Provided records:
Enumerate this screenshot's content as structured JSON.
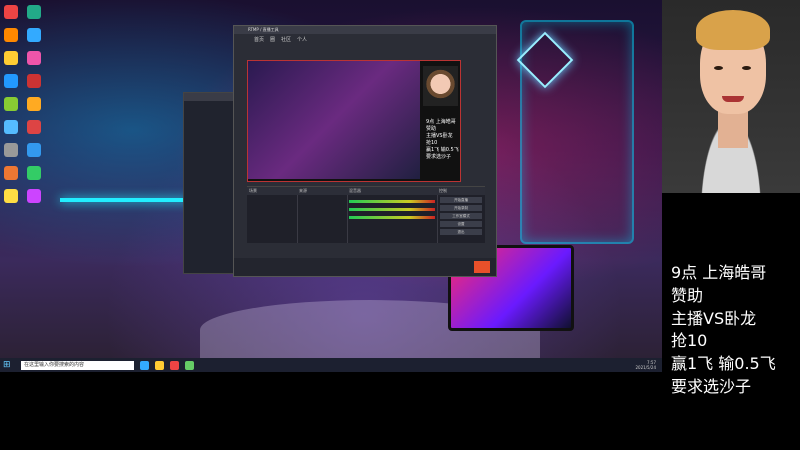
{
  "overlay": {
    "lines": [
      "9点 上海皓哥",
      "赞助",
      "主播VS卧龙",
      "抢10",
      "赢1飞 输0.5飞",
      "要求选沙子"
    ]
  },
  "taskbar": {
    "search_placeholder": "在这里输入你要搜索的内容",
    "start_icon": "windows-icon",
    "time": "7:57",
    "date": "2021/5/24"
  },
  "obs": {
    "title": "RTMP / 直播工具",
    "tabs": [
      "首页",
      "圈",
      "社区",
      "个人"
    ],
    "preview_text": [
      "9点 上海皓哥",
      "赞助",
      "主播VS卧龙",
      "抢10",
      "赢1飞 输0.5飞",
      "要求选沙子"
    ],
    "dock_labels": [
      "场景",
      "来源",
      "混音器",
      "控制"
    ],
    "control_buttons": [
      "开始直播",
      "开始录制",
      "工作室模式",
      "设置",
      "退出"
    ],
    "live_label": "开播"
  },
  "colors": {
    "accent": "#e8502a",
    "neon": "#22eeff",
    "taskbar": "#1c2030"
  }
}
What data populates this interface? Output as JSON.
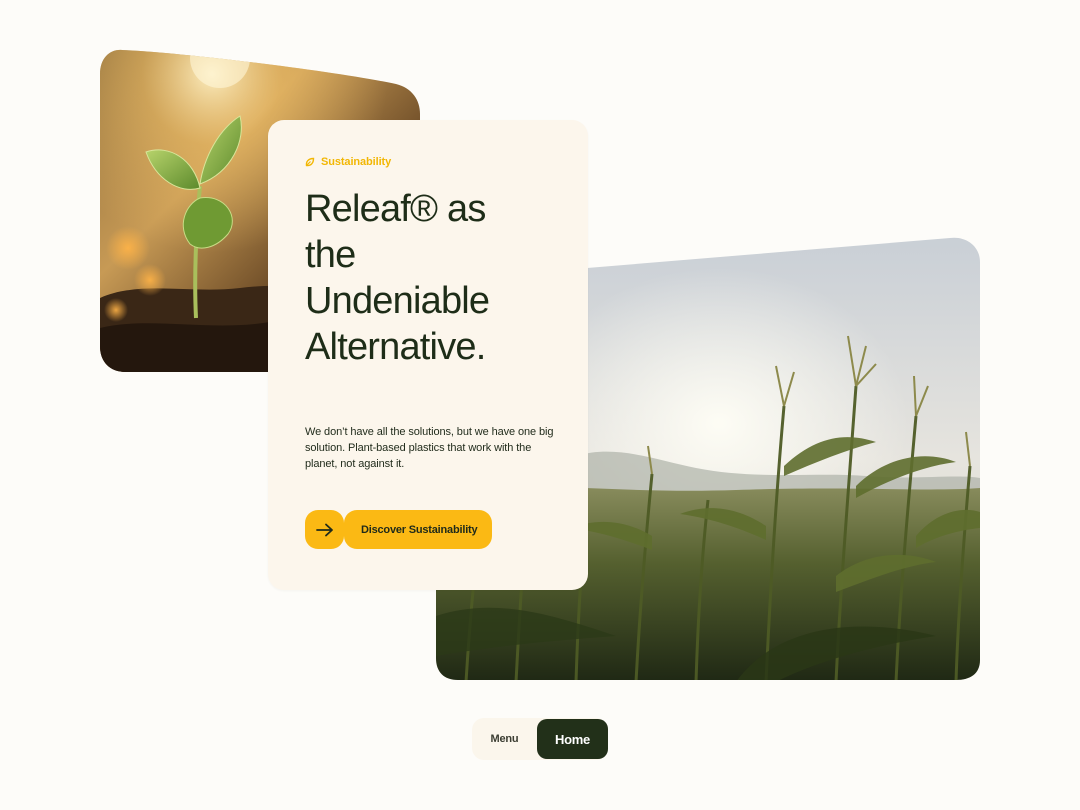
{
  "card": {
    "eyebrow": "Sustainability",
    "headline_lines": [
      "Releaf® as",
      "the",
      "Undeniable",
      "Alternative."
    ],
    "body": "We don’t have all the solutions, but we have one big solution. Plant-based plastics that work with the planet, not against it.",
    "cta_label": "Discover Sustainability",
    "eyebrow_icon": "leaf-icon",
    "cta_icon": "arrow-right-icon"
  },
  "images": {
    "sprout": "seedling-photo",
    "field": "cornfield-photo"
  },
  "nav": {
    "menu_label": "Menu",
    "home_label": "Home"
  },
  "colors": {
    "accent": "#fbb914",
    "eyebrow": "#f2b705",
    "headline": "#1e2d18",
    "card_background": "#fcf6ec",
    "page_background": "#fdfcf9",
    "nav_active": "#223019"
  }
}
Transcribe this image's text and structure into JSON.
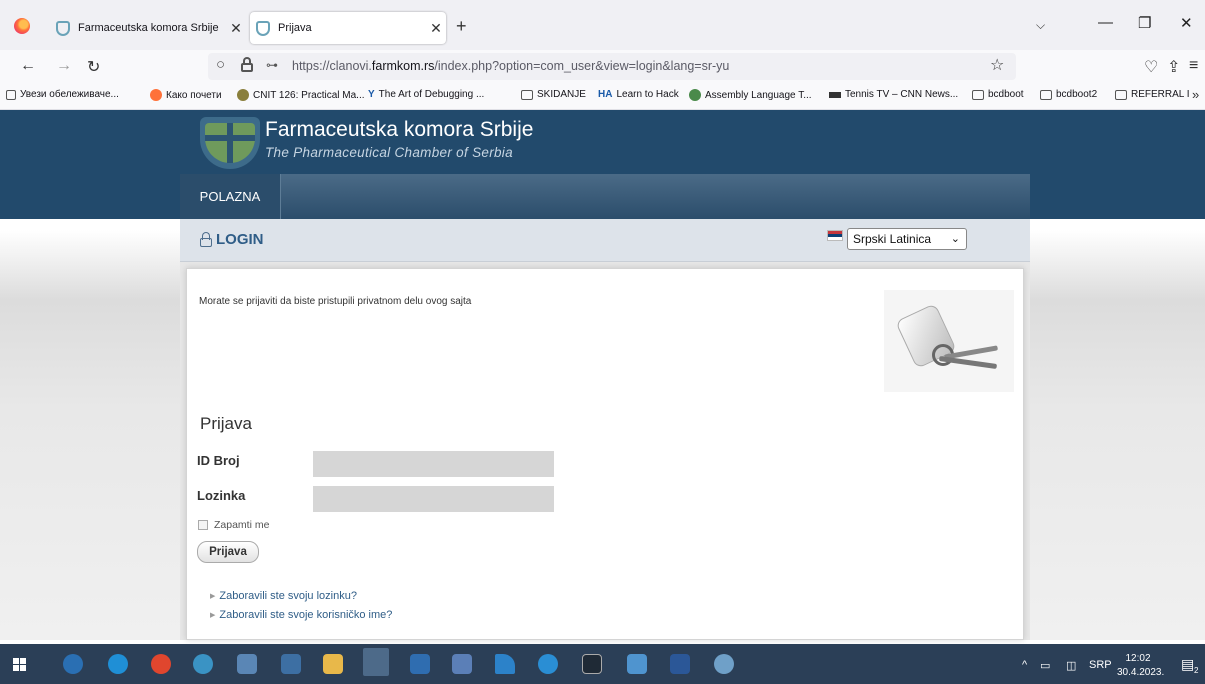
{
  "browser": {
    "tabs": [
      {
        "label": "Farmaceutska komora Srbije"
      },
      {
        "label": "Prijava"
      }
    ],
    "url_prefix": "https://clanovi.",
    "url_domain": "farmkom.rs",
    "url_rest": "/index.php?option=com_user&view=login&lang=sr-yu",
    "bookmarks": [
      "Увези обележиваче...",
      "Како почети",
      "CNIT 126: Practical Ma...",
      "The Art of Debugging ...",
      "SKIDANJE",
      "Learn to Hack",
      "Assembly Language T...",
      "Tennis TV – CNN News...",
      "bcdboot",
      "bcdboot2",
      "REFERRAL I"
    ],
    "bookmark_glyphs": {
      "y": "Y",
      "ha": "HA"
    }
  },
  "site": {
    "title": "Farmaceutska komora Srbije",
    "subtitle": "The Pharmaceutical Chamber of Serbia",
    "menu": [
      "POLAZNA"
    ],
    "login_title": "LOGIN",
    "language_selected": "Srpski Latinica",
    "notice": "Morate se prijaviti da biste pristupili privatnom delu ovog sajta",
    "form": {
      "heading": "Prijava",
      "id_label": "ID Broj",
      "password_label": "Lozinka",
      "remember_label": "Zapamti me",
      "submit_label": "Prijava",
      "forgot_password": "Zaboravili ste svoju lozinku?",
      "forgot_username": "Zaboravili ste svoje korisničko ime?"
    }
  },
  "taskbar": {
    "tray_lang": "SRP",
    "time": "12:02",
    "date": "30.4.2023.",
    "notifications": "2"
  },
  "colors": {
    "header": "#224a6c",
    "link": "#2f5d87",
    "taskbar": "#2b3f57"
  }
}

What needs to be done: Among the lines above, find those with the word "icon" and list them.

Result of this task:
    "start_icon": "windows-icon",
    "eyebrow_icon": "leaf-icon",
    "cta_icon": "arrow-right-icon"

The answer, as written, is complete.